Wherever "Create" appears in a line of the records below, count that line, and report only the number.
Segment Open
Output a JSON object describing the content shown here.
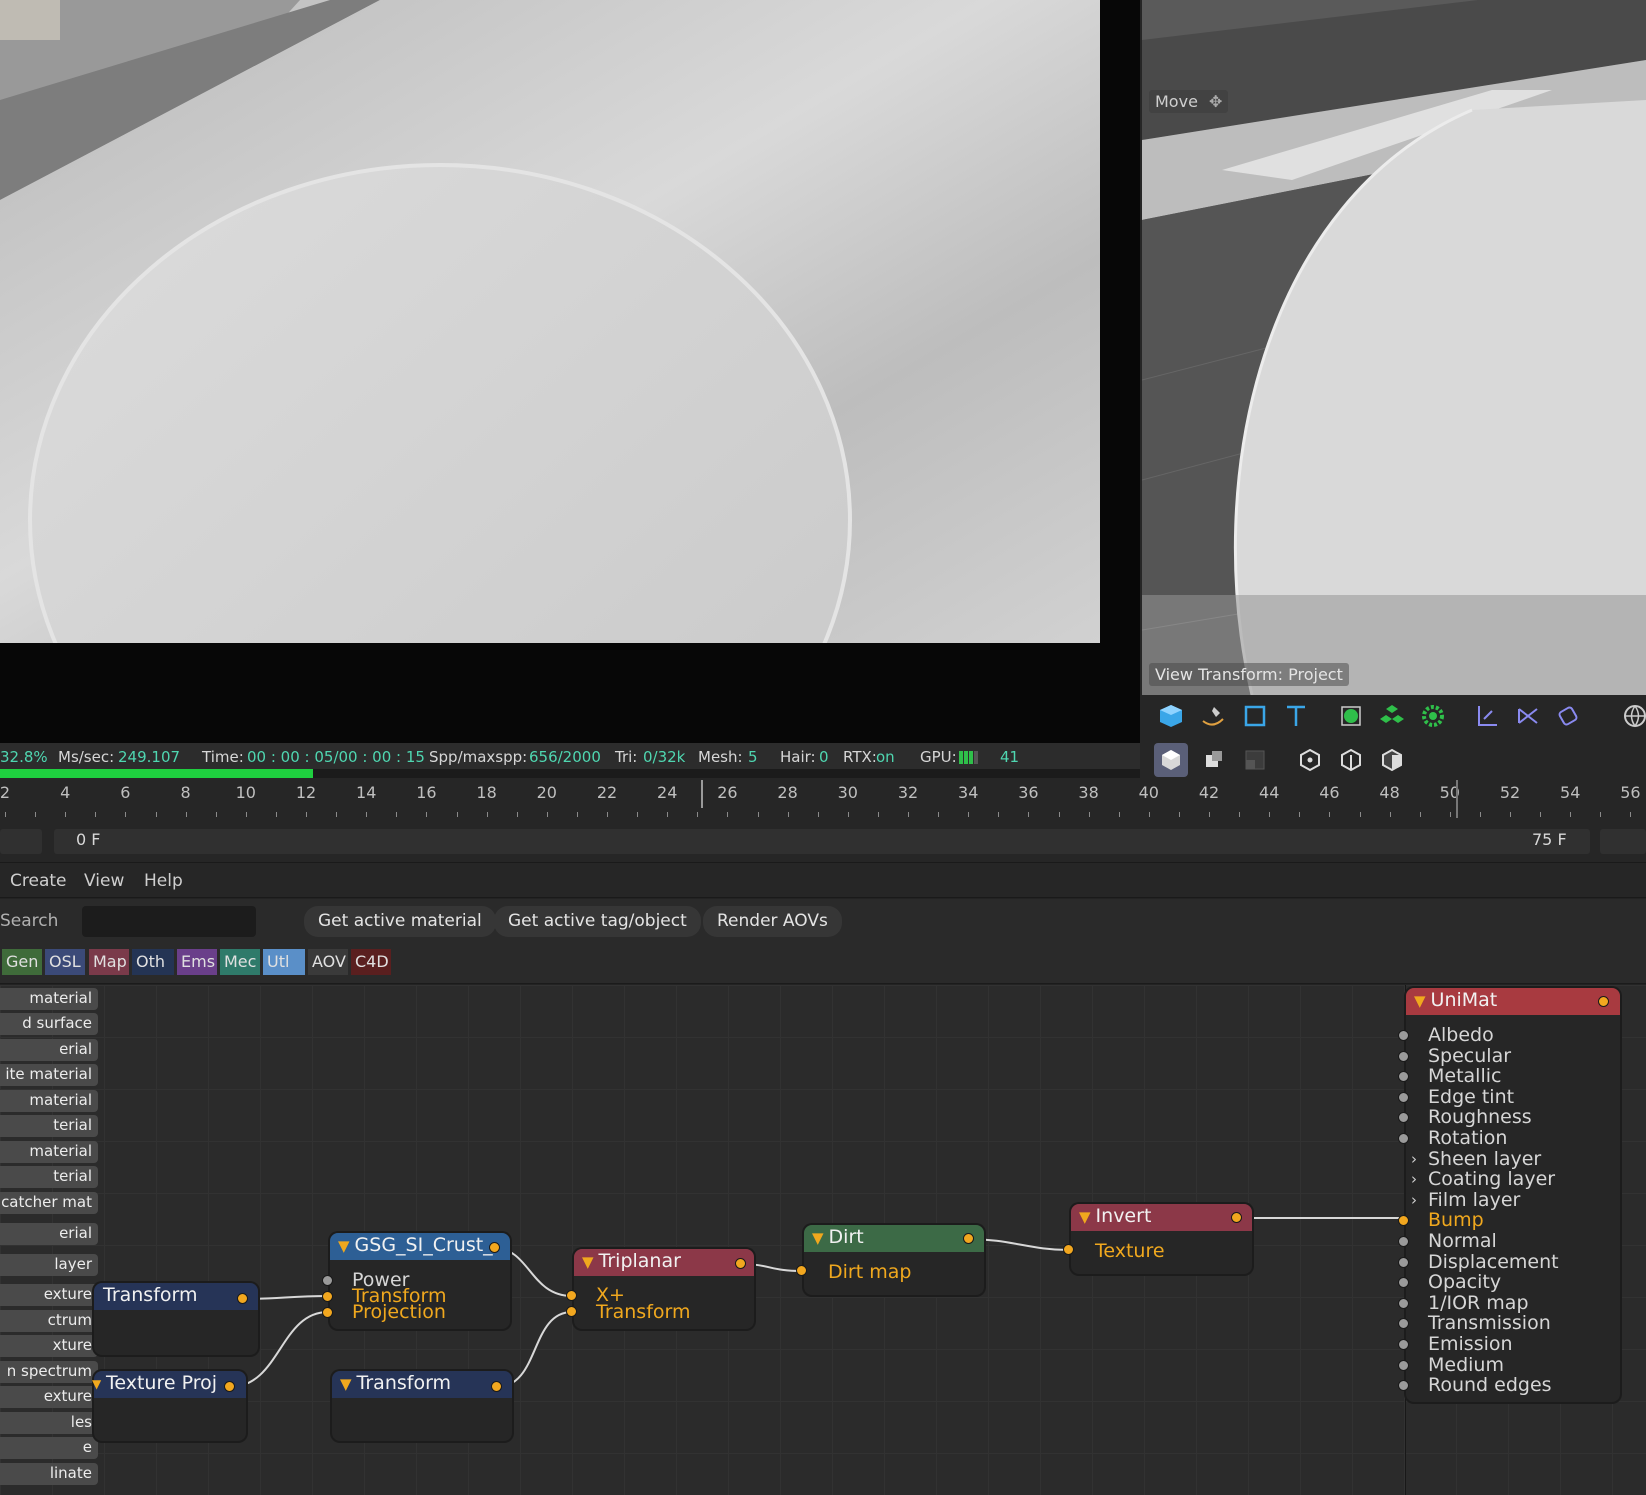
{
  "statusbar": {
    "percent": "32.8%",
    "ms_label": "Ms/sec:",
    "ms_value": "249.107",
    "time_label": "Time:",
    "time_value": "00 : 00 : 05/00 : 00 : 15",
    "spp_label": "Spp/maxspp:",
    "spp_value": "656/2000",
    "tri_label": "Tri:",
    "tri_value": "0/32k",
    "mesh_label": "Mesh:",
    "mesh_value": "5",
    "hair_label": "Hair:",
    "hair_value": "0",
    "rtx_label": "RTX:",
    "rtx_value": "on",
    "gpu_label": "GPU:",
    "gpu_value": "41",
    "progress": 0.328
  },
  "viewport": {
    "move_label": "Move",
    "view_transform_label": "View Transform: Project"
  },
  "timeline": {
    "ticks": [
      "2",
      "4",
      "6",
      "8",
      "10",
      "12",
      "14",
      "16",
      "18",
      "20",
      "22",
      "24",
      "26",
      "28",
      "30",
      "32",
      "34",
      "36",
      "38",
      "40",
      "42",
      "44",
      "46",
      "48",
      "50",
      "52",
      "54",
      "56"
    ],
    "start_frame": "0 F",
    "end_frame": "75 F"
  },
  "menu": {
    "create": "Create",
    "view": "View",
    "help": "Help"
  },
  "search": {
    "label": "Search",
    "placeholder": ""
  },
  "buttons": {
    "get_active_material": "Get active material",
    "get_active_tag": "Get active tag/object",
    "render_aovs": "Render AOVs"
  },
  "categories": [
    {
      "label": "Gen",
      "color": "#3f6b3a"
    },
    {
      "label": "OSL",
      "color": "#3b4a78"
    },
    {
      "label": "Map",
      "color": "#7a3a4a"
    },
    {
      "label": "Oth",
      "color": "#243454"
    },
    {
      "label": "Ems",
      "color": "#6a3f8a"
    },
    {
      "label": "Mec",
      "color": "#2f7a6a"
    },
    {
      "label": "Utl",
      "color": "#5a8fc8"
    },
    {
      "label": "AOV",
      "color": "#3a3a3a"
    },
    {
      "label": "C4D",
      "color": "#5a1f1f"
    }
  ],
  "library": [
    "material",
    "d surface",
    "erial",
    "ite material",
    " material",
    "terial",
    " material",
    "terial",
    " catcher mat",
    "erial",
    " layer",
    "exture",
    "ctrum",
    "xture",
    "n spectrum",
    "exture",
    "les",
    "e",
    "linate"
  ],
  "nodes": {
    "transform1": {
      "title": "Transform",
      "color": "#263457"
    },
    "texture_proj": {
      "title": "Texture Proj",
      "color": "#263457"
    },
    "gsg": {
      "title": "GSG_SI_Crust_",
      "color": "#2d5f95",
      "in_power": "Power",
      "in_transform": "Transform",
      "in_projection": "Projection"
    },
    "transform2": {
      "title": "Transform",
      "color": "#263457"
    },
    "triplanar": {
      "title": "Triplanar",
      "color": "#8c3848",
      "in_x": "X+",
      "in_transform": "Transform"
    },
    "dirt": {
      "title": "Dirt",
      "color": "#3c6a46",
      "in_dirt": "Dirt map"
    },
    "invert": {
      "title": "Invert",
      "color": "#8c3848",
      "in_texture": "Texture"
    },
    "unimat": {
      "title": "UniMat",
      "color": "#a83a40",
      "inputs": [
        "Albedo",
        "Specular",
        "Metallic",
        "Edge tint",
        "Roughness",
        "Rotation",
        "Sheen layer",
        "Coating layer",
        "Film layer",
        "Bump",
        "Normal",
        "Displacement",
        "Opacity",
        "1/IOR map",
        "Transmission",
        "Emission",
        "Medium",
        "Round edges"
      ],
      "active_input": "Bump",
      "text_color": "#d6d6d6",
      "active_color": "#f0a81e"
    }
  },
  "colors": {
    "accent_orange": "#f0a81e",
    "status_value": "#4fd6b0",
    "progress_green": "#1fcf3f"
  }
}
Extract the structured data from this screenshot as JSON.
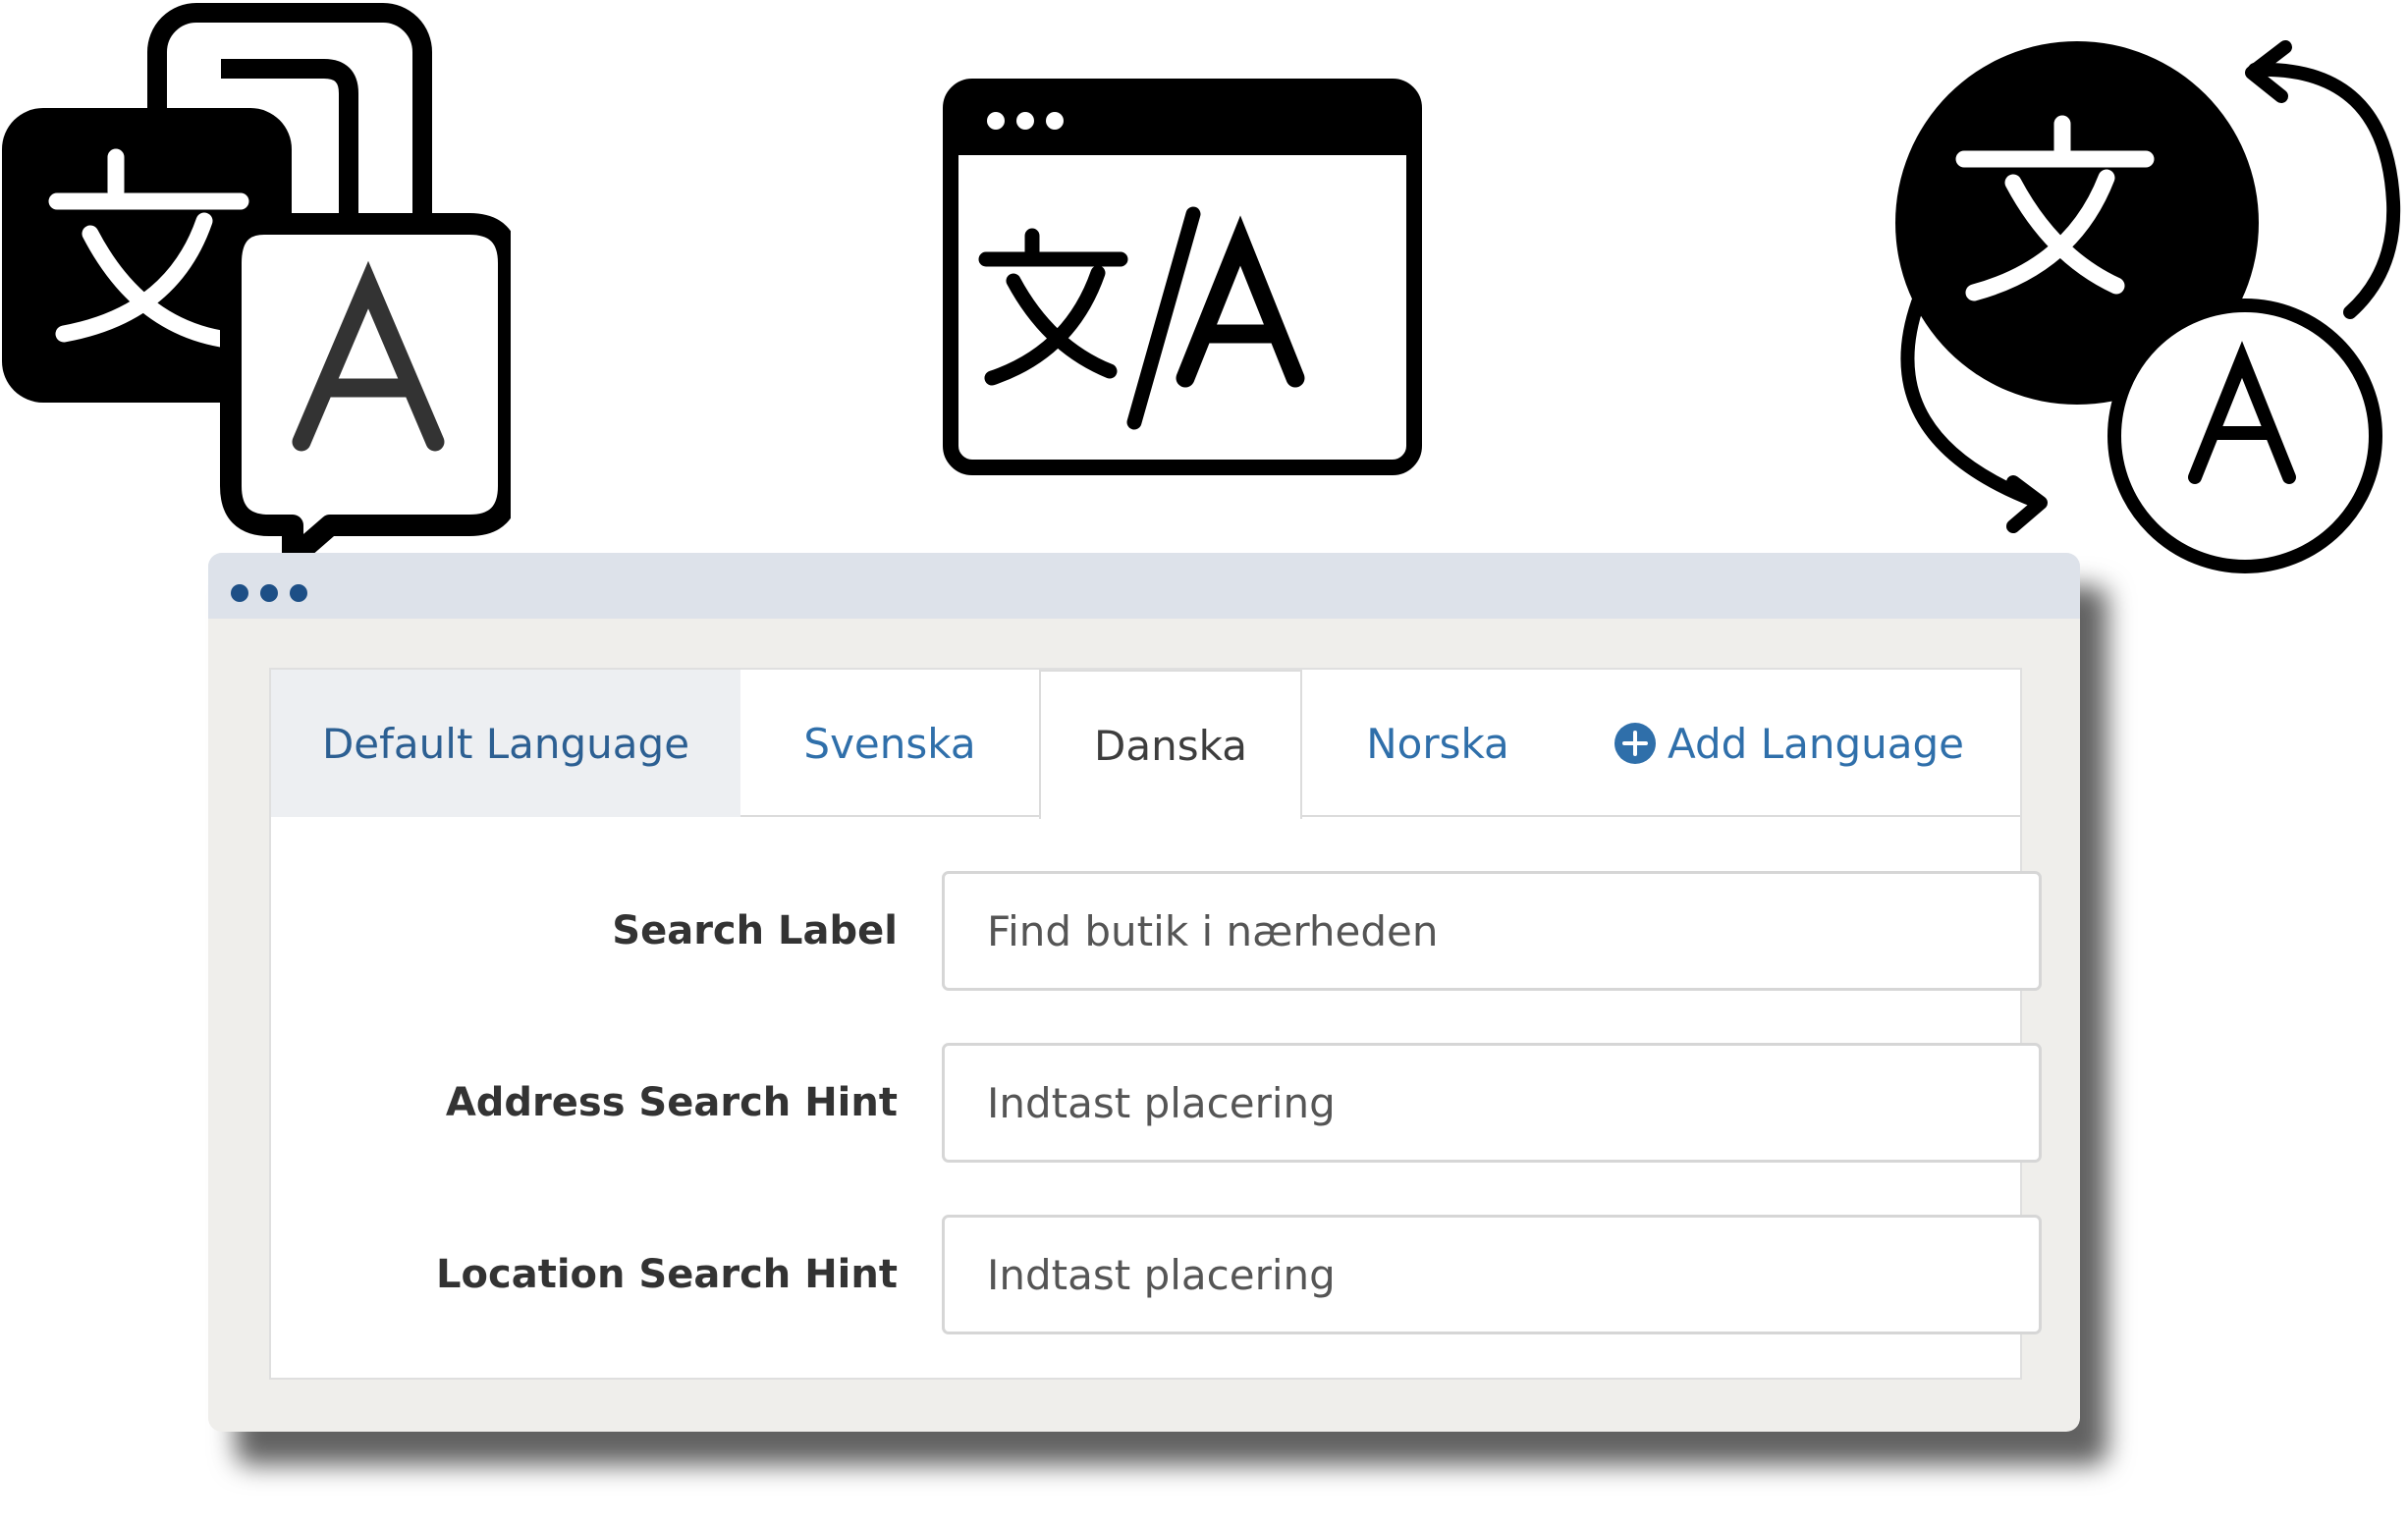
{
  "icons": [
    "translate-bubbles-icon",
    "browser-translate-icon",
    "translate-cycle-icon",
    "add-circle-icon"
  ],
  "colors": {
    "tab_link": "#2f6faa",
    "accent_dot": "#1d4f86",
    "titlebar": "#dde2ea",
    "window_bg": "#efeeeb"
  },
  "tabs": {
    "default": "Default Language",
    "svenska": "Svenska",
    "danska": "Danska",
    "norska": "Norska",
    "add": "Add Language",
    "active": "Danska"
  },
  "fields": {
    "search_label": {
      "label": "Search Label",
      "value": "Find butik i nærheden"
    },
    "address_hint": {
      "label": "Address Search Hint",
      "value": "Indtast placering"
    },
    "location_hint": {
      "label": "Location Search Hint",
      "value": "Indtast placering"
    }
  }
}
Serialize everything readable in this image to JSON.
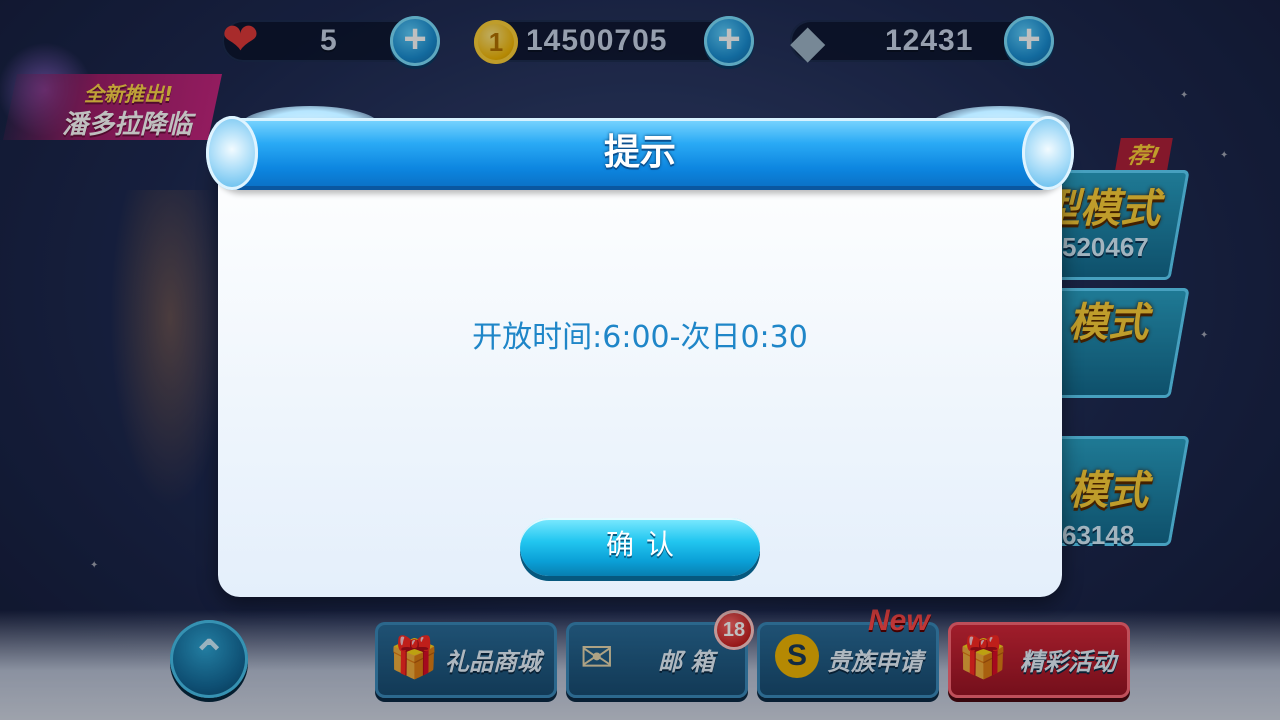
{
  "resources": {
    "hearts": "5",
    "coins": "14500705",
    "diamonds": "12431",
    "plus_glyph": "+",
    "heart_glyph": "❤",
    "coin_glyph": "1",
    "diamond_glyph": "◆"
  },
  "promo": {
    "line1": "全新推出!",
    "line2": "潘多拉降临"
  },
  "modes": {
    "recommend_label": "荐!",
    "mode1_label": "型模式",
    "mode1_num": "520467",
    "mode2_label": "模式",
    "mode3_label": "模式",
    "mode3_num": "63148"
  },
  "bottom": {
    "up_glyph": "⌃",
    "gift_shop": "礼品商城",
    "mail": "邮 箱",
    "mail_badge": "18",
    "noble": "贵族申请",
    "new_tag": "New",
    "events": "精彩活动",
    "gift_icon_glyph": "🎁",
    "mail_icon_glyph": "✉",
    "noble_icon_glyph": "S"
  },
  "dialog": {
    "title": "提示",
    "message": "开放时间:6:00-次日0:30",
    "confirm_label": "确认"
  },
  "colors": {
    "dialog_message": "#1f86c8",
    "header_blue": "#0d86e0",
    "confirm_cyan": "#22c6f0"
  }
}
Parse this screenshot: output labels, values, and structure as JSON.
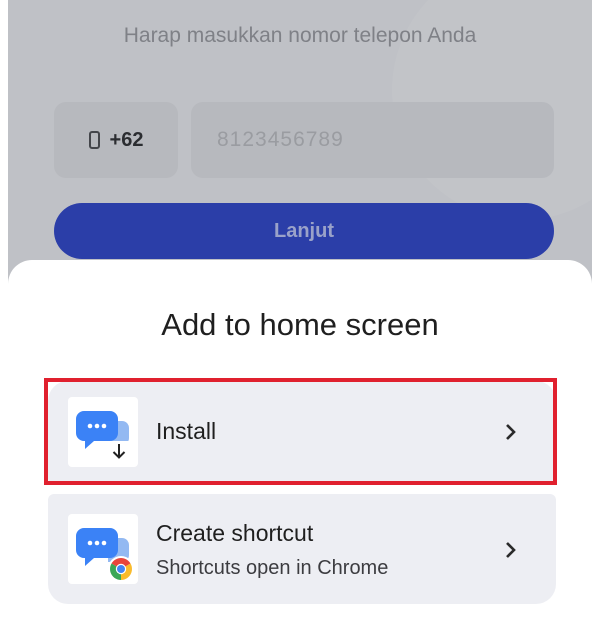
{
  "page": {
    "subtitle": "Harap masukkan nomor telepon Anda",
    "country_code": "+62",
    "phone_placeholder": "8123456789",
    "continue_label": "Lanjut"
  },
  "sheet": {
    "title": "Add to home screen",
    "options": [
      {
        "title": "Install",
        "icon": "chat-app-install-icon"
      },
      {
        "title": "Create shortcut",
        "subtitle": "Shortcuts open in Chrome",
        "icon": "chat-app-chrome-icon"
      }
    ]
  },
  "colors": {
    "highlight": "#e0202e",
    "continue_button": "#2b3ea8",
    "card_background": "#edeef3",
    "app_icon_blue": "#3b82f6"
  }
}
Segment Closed
* Response area
2